I had gone to bed early that evening. Completely knackered after a long day, I was half-asleep when I heard a WhatsApp tune from my phone, which was charging on the desk three metres away. I usually turn the phone to silent during the night but for some reason I hadn’t. Not that I was going to leave the comfort in my bed, surely whatever it was could wait until the morning.
In my slightly more awake stage though, I could also hear loud music being played further down the corridor. At the time I lived in an apartment block in Sea Point, Cape Town. It was an old building with a mixed group of tenants inhabiting mostly small, run-down flats with very poor sound-proofing. According to the consierge, we represented over 20 nationalities, including most of South Africa’s own ethic groups.
The music I heard through my thin door was played on a battered speaker, but it was not difficult to make out what it was. Someone was playing an old recording of Amazing Grace, very loud, late in the evening on a weekday. That was indeed unusual, and the thoughts started to bounce around in my head. I reckon it took me 30 seconds or so to realise what it was all about. I jumped out of bed, picked up my phone and read the message from my colleague: “It’s happened. Turn on the tv!”.
Since I didn’t have a TV I rushed down to the consierge’s office. Everyone else who didn’t have a TV were already there. Some people were crying, others hugging. On the small screen was the president of the country, Jacob Zuma. As I arrived he had just announced the news that South Africans, and indeed the world, had waited for and dreaded for many years: Nelson Mandela was dead. It was 5 December 2013.
The morning after, I reported on the event for several Scandinavian news organisations. I spent time in the townships of Khayelitsha and Gugulethu and on Grand Parade in Cape Town, the square where Mandela in February 1990 held his first public speech after being released from prison. It was of course a very emotional day and what I struggled the most to explain to my editors back in Sweden, whom all had very limited knowledge about Africa, was the scenes of dancing and singing people. They were all expecting to see crying people and while there were also some of those, many took part in what seemed to be celebrations. I used the words of a lady I met at the square to try to explain the logic behind this: “We are all heartbroken that Tata Madiba is no longer with us, but he had a longer and more productive life than most, so rather than mourning his death, we celebrate his life and the fact that we have had the chance to live during the same time in history as him and enjoy the result of his sacrifices, and decades of hard, unselfish work for freedom and reconciliation.”
Today is Mandela’s birthday. He would have turned 100 had he still been alive, and in South Africa and around the world, this day is used to honour his legacy. Perhaps also to contemplate for a minute what we do to live up to his ideals and values. There is no doubt that Mandela, together with a handful of like-minded freedom fighters, saved South Africa from a complete disaster in the aftermath of the apartheid era. There is also no doubt that he was one of the most significant human beings who ever lived. He made South Africans believe in reconciliation after decades of inhumane hostility and racial division, and with tremendous acts of forgiveness he paved the way for a better future, inspiring people around the world as he went along.

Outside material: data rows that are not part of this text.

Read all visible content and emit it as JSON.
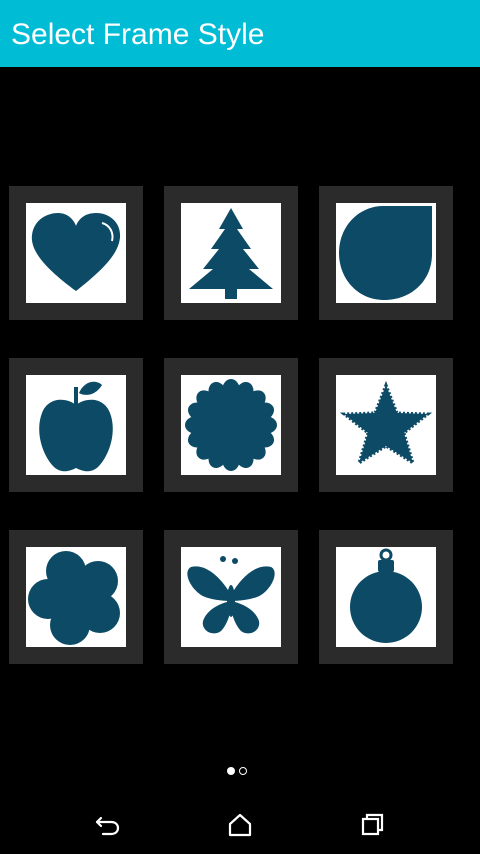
{
  "app_bar": {
    "title": "Select Frame Style"
  },
  "frames": [
    {
      "name": "heart"
    },
    {
      "name": "christmas-tree"
    },
    {
      "name": "teardrop"
    },
    {
      "name": "apple"
    },
    {
      "name": "sunflower"
    },
    {
      "name": "star"
    },
    {
      "name": "flower"
    },
    {
      "name": "butterfly"
    },
    {
      "name": "ornament"
    }
  ],
  "pager": {
    "page": 1,
    "total_pages": 2
  },
  "nav": {
    "back": "back-icon",
    "home": "home-icon",
    "recents": "recents-icon"
  },
  "colors": {
    "accent": "#00bcd4",
    "shape": "#0c4a66",
    "tile_bg": "#2b2b2b",
    "background": "#000000"
  }
}
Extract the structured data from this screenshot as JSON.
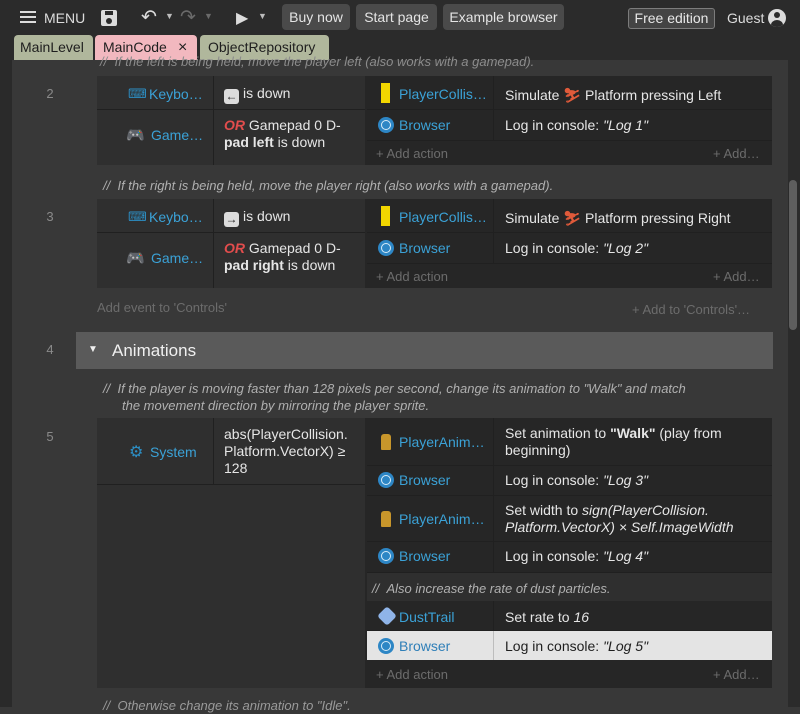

Mandela was never a great politician, nor was he a skilled bureaucrat or economist; he was a leader, an inspirer, a travelling one-man show with a single message: “peace and reconciliation is always possible”. He gave South Africa a good push in the right direction and then he stuck to his decision to leave the presidential office after one term. That is in itself a sign of his greatness. He knew his strengths and weaknesses. Day-to-day politics, budget debates and arguments over seemingly mundane issues was never for Mandela. He believed others were better suited for that sort of work. He did what he knew how to do well, and he left everything else to people such as his successor Thabo Mbeki. The outcome of that has not always been great but suggesting that Mandela would have done a better job running the daily business of South Africa is nothing more than guesses, nostalgia, and wishful thinking. In a way, it also fails to appreciate what Mandela actually did. Without it South Africa would have been a very different place.
Nelson Mandela was a highly complex person, and many have tried to make sense of the sometimes contradictory aspects of his life. I have tried myself in some of my books, only to realise that one cannot explain or fully understand the mechanisms behind what made Nelson Mandela the person he was. We can only, as the woman on Grand Parade explained to me and my readers, cherish the fact that we got to experience, benefit from, and be inspired by the work of the unrivalled Tata Madiba.
If you read Swedish: in my book Sydafrikas Historia (“The History of South Africa”) I tell the story of who Nelson Mandela was, what he did and what it has meant for South Africa. In my upcoming book Det nya Sydafrika (“The New South Africa”) I try to outline Mandela’s legacy and what it means for South Africa today.